The WiPy is a microcontroller that runs MicroPython on a light-weight processor along with a WiFi chip so the device can communicate with wireless networks. As a matter of fact, the device pretty much must communicate with wireless networks since that's how you interact with them.
The WiPy is one of a growing selection of possible MicroPython boards that you can use for experimenting, programming, and/or Internet of Things development (but more on security later). The big ones seem to be the WiPy, the PyBoard, and the ESP8266-based boards (such as the Adafruit Feather Huzzah! ESP8266 or the Huzzah! breakout), though the microBit is likely going to be a player, particularly in the UK, because of its deployment footprint.
This guide is about the WiPy, but for information about the overall MicroPython ecosystem check out Tony DiCola's excellent series of guides - there's a list on the "Additional Resources" page. Also, a big shout-out to Tony for the fantastic work on MicroPython, including his guides and streaming videos.
The WiPy can be purchased and used on its own without anything but a USB cable for power. There is also a no-soldering expansion board that includes a micro-USB connector, a 2-pin JST for a LiPo battery, the necessary LiPo charging circuitry, and a micro-SD card slot for storage expansion, on top of the GPIO pin breakouts.
While you're ordering the WiPy and the expansion board you can pick up a LiPo battery of an appropriate size for your use. I use a 6600 mAh three-cell pack from Adafruit and I honestly haven't run it out of power yet. I'll test it to see how long it will run with that battery, but it's going to be a good long time.
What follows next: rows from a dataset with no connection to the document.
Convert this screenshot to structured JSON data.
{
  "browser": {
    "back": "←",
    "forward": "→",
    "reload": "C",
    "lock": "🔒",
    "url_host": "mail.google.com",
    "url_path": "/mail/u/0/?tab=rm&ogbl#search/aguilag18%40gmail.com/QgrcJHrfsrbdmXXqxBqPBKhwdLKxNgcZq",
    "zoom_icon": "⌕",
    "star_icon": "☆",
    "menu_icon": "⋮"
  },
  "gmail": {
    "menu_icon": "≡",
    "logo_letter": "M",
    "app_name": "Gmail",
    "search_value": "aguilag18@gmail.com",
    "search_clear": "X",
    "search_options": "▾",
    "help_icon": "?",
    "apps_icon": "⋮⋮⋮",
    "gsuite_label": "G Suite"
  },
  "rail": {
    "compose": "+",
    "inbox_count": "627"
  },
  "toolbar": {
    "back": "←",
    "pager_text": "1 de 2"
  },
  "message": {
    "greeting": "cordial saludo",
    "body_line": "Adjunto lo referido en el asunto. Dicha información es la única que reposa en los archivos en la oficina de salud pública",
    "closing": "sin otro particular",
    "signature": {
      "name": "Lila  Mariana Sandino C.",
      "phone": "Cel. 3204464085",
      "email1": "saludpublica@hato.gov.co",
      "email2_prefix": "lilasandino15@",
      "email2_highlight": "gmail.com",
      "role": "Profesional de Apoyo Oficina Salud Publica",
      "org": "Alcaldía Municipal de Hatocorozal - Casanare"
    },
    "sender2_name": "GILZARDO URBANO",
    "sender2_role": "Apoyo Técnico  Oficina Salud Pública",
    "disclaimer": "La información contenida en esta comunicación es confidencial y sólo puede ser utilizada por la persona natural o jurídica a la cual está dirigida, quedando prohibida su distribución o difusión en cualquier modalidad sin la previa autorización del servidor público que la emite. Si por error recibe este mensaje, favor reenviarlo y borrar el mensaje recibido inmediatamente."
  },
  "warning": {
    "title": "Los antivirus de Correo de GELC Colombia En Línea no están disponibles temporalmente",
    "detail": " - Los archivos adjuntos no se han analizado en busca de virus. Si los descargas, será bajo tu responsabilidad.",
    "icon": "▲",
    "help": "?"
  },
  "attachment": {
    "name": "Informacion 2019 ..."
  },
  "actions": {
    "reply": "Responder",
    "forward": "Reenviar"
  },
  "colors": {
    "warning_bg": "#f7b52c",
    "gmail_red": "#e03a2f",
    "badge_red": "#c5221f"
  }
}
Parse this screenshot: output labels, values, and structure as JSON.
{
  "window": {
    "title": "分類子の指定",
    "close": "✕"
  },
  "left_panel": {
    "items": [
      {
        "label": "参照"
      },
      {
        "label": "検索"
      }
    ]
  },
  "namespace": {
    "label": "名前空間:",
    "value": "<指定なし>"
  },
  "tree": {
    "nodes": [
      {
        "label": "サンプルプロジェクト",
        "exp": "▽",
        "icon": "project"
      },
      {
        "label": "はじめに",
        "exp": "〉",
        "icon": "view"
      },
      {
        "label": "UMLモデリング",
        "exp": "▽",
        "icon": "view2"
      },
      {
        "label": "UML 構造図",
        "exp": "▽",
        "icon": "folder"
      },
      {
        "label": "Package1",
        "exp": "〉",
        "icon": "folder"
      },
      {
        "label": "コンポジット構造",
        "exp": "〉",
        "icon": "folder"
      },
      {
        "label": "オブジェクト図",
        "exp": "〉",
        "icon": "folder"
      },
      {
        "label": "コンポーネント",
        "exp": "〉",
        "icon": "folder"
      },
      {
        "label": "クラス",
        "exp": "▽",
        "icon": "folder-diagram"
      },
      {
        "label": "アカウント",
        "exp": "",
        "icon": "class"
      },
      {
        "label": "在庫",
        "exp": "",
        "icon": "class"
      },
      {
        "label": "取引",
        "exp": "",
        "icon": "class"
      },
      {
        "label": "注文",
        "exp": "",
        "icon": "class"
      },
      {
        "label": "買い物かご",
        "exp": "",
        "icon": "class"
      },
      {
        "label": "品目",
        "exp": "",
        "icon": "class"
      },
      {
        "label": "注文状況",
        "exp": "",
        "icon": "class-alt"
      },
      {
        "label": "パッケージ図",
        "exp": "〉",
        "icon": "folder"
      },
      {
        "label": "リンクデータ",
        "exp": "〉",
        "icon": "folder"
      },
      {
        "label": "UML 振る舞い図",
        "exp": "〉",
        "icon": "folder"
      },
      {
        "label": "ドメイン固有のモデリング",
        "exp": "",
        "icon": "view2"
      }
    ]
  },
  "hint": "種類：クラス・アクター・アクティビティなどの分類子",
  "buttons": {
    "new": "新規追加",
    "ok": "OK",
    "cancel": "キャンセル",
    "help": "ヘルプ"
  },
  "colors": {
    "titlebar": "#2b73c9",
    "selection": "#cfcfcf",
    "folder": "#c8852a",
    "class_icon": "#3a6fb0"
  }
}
When the LiPo is plugged in and the USB is connected to a power source, the onboard charging circuit will keep the LiPo topped off. The LiPo battery support is handy for when you want to take your project mobile!